In addition to advocating a $15-dollar-an-hour national minimum wage and raising taxes on the rich and on Wall Street, Sanders supports a government-led jobs program to fix the nation's infrastructure (mainly roads and bridges), a single-payer health care system, an expansion of Social Security benefits and debt-free college (not universal free education, as some critics have tried to maintain, just education at a cost that realistically can be borne by the students).
Again, he is the flip-side of Trump, because Sanders is an outsider with a real message, where Trump is an outsider with nothing but an anti-message.
Trump has no political program beyond his disdain for the rest of the Republican field of candidates and his certitude that the voters were all addicted viewers of his pathetic television series, "The Apprentice," and will vote for him or they'll all be fired.
Another Trump-like aspect of Bernie is that he can draw huge crowds of people to see and hear him deliver his message. Last July in Madison, Wisconsin, at a rally that pulled in more than 100,000, Sanders incredulously announced that it was the biggest such event of its kind in the 2016 presidential race up until then. Which it was.
Trump also draws huge numbers, but only because he is so outrageous that people hang on his every word in the hopes he will do something wild and wicked. They don't come to learn from Trump, they come to see his act, sort of like crowds at a circus hoping to see the lion eat the head of the lion-tamer.
At that rally in July, held at what once was known as the Dane County Coliseum but now is called the Alliant Energy Center (can you say, corporate hegemony over all we see and do?), Sanders openly declared, "This campaign is about creating a political revolution in America."

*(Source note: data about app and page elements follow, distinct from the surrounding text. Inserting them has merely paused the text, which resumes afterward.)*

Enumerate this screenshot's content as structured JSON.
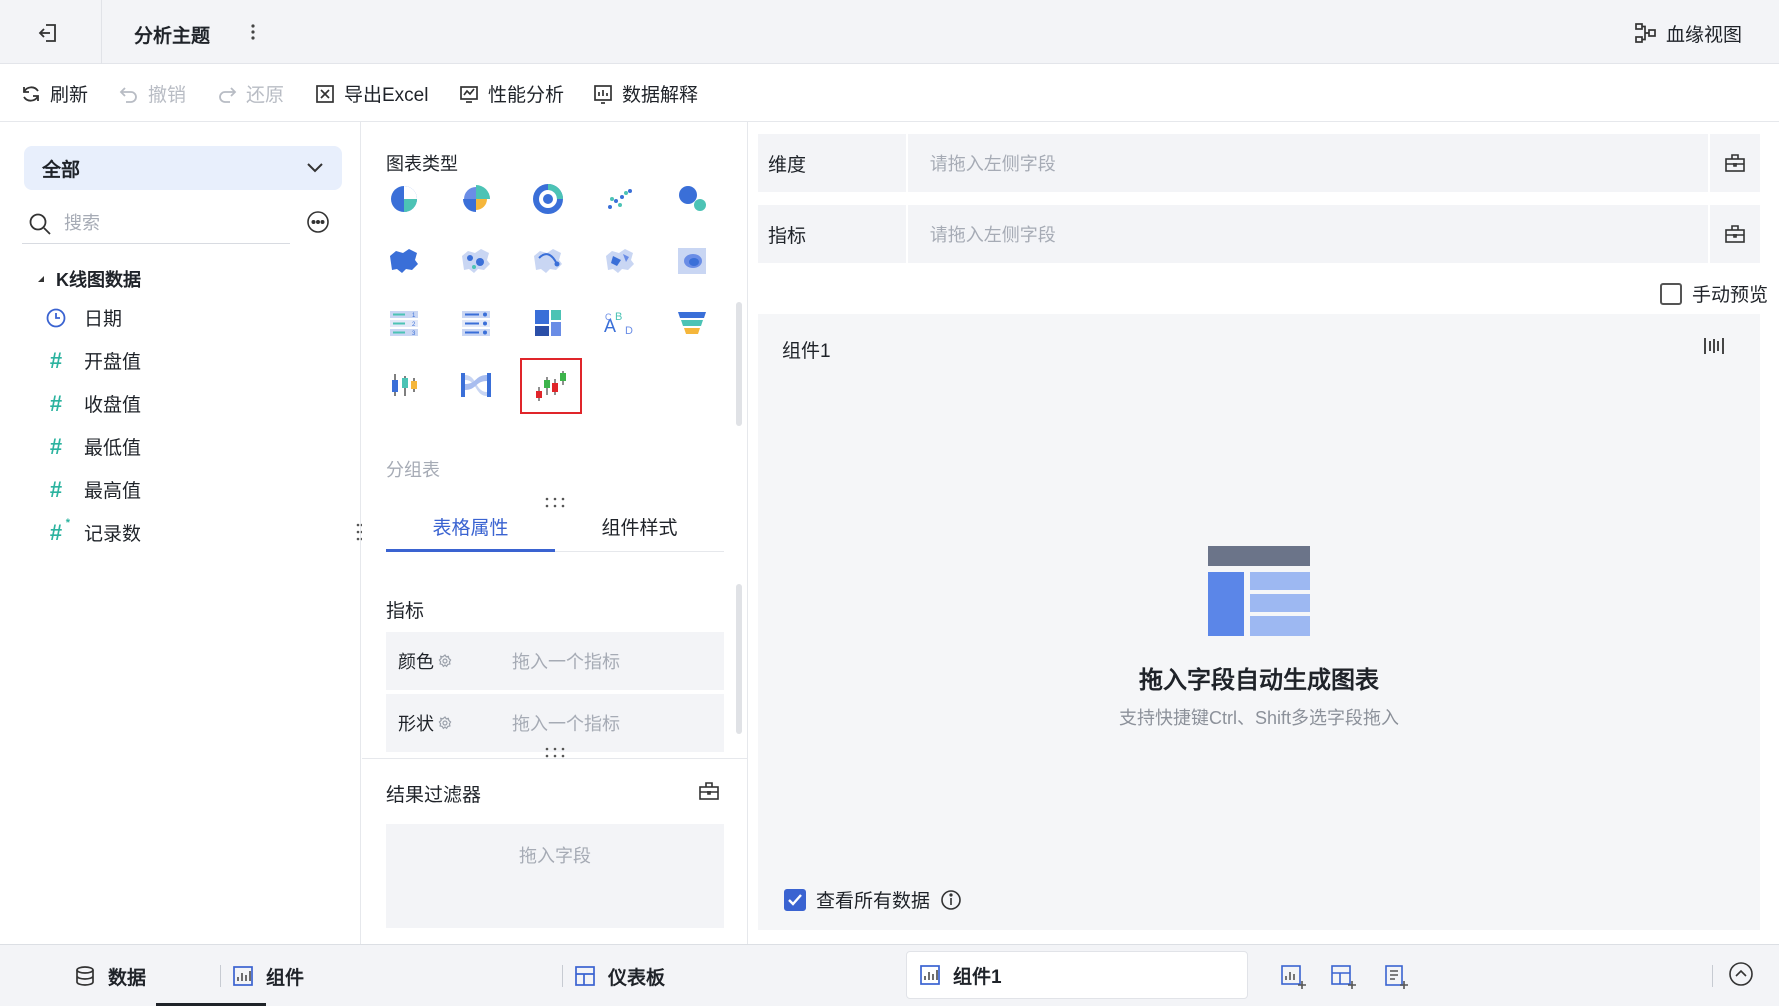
{
  "header": {
    "title": "分析主题",
    "lineage_label": "血缘视图"
  },
  "toolbar": {
    "refresh": "刷新",
    "undo": "撤销",
    "redo": "还原",
    "export_excel": "导出Excel",
    "performance": "性能分析",
    "data_explain": "数据解释"
  },
  "left": {
    "scope": "全部",
    "search_placeholder": "搜索",
    "dataset_name": "K线图数据",
    "fields": [
      {
        "label": "日期",
        "type": "date",
        "icon": "clock-icon"
      },
      {
        "label": "开盘值",
        "type": "number",
        "icon": "hash-icon"
      },
      {
        "label": "收盘值",
        "type": "number",
        "icon": "hash-icon"
      },
      {
        "label": "最低值",
        "type": "number",
        "icon": "hash-icon"
      },
      {
        "label": "最高值",
        "type": "number",
        "icon": "hash-icon"
      },
      {
        "label": "记录数",
        "type": "number",
        "icon": "hash-star-icon"
      }
    ]
  },
  "middle": {
    "chart_type_label": "图表类型",
    "chart_types": [
      "pie-chart-icon",
      "rose-pie-chart-icon",
      "donut-chart-icon",
      "scatter-chart-icon",
      "bubble-chart-icon",
      "area-map-icon",
      "point-map-icon",
      "flow-map-icon",
      "heat-map-icon",
      "contour-map-icon",
      "ranking-table-icon",
      "list-table-icon",
      "treemap-icon",
      "word-cloud-icon",
      "funnel-chart-icon",
      "box-plot-icon",
      "sankey-icon",
      "candlestick-chart-icon"
    ],
    "selected_chart": "candlestick-chart-icon",
    "group_table_label": "分组表",
    "tabs": [
      "表格属性",
      "组件样式"
    ],
    "active_tab": "表格属性",
    "metrics_section": "指标",
    "props": [
      {
        "label": "颜色",
        "placeholder": "拖入一个指标"
      },
      {
        "label": "形状",
        "placeholder": "拖入一个指标"
      }
    ],
    "filter_label": "结果过滤器",
    "filter_placeholder": "拖入字段"
  },
  "right": {
    "dimension_label": "维度",
    "dimension_placeholder": "请拖入左侧字段",
    "metric_label": "指标",
    "metric_placeholder": "请拖入左侧字段",
    "manual_preview": "手动预览",
    "component_title": "组件1",
    "empty_title": "拖入字段自动生成图表",
    "empty_subtitle": "支持快捷键Ctrl、Shift多选字段拖入",
    "view_all_data": "查看所有数据",
    "view_all_checked": true
  },
  "bottom": {
    "data_tab": "数据",
    "component_tab": "组件",
    "dashboard_tab": "仪表板",
    "current_component": "组件1"
  },
  "colors": {
    "accent": "#3a63d1",
    "selected_border": "#e0252a",
    "field_number": "#2bb39f",
    "field_date": "#3a63d1"
  }
}
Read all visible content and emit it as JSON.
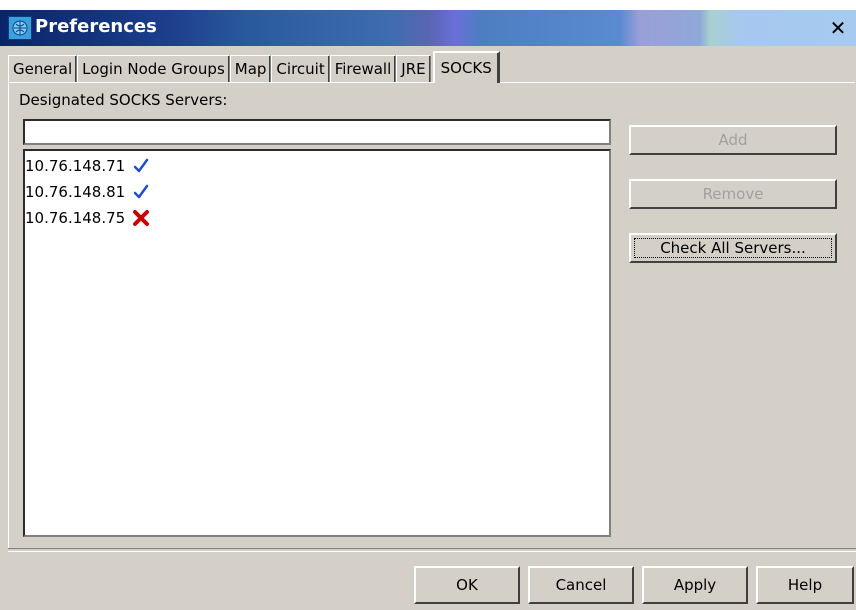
{
  "window": {
    "title": "Preferences",
    "close_glyph": "✕",
    "app_icon": "globe-network-icon"
  },
  "tabs": [
    {
      "label": "General",
      "active": false
    },
    {
      "label": "Login Node Groups",
      "active": false
    },
    {
      "label": "Map",
      "active": false
    },
    {
      "label": "Circuit",
      "active": false
    },
    {
      "label": "Firewall",
      "active": false
    },
    {
      "label": "JRE",
      "active": false
    },
    {
      "label": "SOCKS",
      "active": true
    }
  ],
  "socks": {
    "section_label": "Designated SOCKS Servers:",
    "input_value": "",
    "servers": [
      {
        "address": "10.76.148.71",
        "status": "ok",
        "icon": "checkmark-icon"
      },
      {
        "address": "10.76.148.81",
        "status": "ok",
        "icon": "checkmark-icon"
      },
      {
        "address": "10.76.148.75",
        "status": "failed",
        "icon": "red-x-icon"
      }
    ],
    "add_label": "Add",
    "remove_label": "Remove",
    "check_all_label": "Check All Servers..."
  },
  "footer": {
    "ok_label": "OK",
    "cancel_label": "Cancel",
    "apply_label": "Apply",
    "help_label": "Help"
  },
  "colors": {
    "dialog_bg": "#d4d0c8",
    "title_start": "#0a246a",
    "check_blue": "#1f4fd0",
    "x_red": "#cc0000"
  }
}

And if he were to win the election and follow through on his rhetoric, it could be exactly that, offering the first step in a campaign to give this country back to the people as a whole, rather than continue to cede control to a lying class of political hacks and self-interested hucksters from both parties.
Of course, we've been here before.
When Barack Obama burst onto the political scene in 2007, he was a one-term U.S. Senator from Illinois, kind of like Abraham Lincoln was about 150 years earlier. Obama mostly was known for having given a rousing keynote address at the Democratic National Convention three years earlier.
He made all the right social-welfare noises, pushed all the right progressive buttons, and he's black — all of which made him the instant darling of the left and gradually won over the middle (in political slide-rule terms).
But he failed to live up to the promise of his candidacy, for some reasons of his own and for many, many reasons outside his control.
Would Bernie Sanders be able to do any better, given the corrupt political realities of our times?
I don't know, but it sure couldn't hurt to find out.